Biocompatibility is a basic regulatory requirement for materials used in contact with the human body. Tests for biocompatibility include Biological Reactivity Testing (USP Class VI), and ISO 10993, Biological Evaluation of Medical Devices. Biocompatible plastics intended for medical devices include medical grades of polycarbonate (PC) and PC copolymers, PC/polybutylene terephthalate (PC/PBT), acrylonitrile butadiene styrene (ABS), PC/ABS, polyether ether ketone (PEEK), polyetherimide (PEI), polyvinyl chloride (PVC), polyethylene (PE), and polypropylene (PP).
In cases where devices are powered, materials must provide flame retardance.
A thermoplastic material should support production goals for high volume, speed, and cost. However, material selection may be limited by equipment and the molder’s capabilities.
Most thermoplastic grades are tailored for specific molding processes. A polymer’s morphology, molecular weight, and viscosity affect processing speed, mold filling, and shrinkage. Thermoplastic supplies come matched to equipment – pellets for injection molding and extrusion, sheet for thermoforming, and filaments for fused deposition modeling. Suppliers often make different versions of a material for specific processes, giving designers greater processing flexibility.
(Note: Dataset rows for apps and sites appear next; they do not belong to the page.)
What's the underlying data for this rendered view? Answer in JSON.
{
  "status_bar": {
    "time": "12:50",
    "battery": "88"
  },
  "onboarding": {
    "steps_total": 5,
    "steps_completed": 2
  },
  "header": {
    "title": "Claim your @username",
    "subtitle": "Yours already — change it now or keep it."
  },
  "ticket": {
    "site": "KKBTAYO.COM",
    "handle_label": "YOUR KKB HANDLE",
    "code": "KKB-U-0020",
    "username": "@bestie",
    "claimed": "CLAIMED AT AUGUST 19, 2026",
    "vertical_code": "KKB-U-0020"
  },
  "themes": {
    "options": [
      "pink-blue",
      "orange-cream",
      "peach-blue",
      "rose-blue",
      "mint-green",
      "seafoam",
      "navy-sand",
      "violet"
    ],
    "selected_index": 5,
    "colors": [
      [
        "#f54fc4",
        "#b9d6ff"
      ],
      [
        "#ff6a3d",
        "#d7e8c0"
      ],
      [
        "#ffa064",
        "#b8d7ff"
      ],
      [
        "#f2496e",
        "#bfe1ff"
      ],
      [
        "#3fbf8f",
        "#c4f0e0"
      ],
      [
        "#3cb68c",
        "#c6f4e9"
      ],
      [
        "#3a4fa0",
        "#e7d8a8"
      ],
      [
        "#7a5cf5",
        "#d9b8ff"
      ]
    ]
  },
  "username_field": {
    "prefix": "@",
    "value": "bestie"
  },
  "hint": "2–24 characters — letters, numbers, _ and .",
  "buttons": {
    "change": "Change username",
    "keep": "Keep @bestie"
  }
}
Some applications require secondary operations for assembly, labeling, or aesthetics, requirements that may influence material selection. If secondary pad printing is involved, the material will need suitable surface energy and compatibility to optimize link application. It may require a surface treatment (example: corona treatment) to alter the surface energy.
Some materials and processes can help improve time-consuming, costly secondary steps. Overmolding a thermoplastic elastomer onto a rigid substrate can eliminate the need for adhesives. Choosing a compound with inherent lubricity or molded-in color avoids post-molding of lubricants or paint.
Several variables come into play when selecting thermoplastics for an application. Medical device manufacturers may have some materials expertise, but many lack the knowledge, resources, and application development background of experienced material suppliers. Involving suppliers at the outset of the development cycle can save time, improve chances for success with a new device, and bring fresh perspectives to a project.
Major material suppliers may offer expertise in the medical device sector, many years of translatable experience from working in multiple industries, and a deep knowledge of their candidate materials, part design, and processing. They can also provide support and guidance on regulatory requirements, although the customer must ultimately make its own determination. These resources and suggestions can help device manufacturers address specific application requirements and help mitigate potential risks such as mandatory recalls.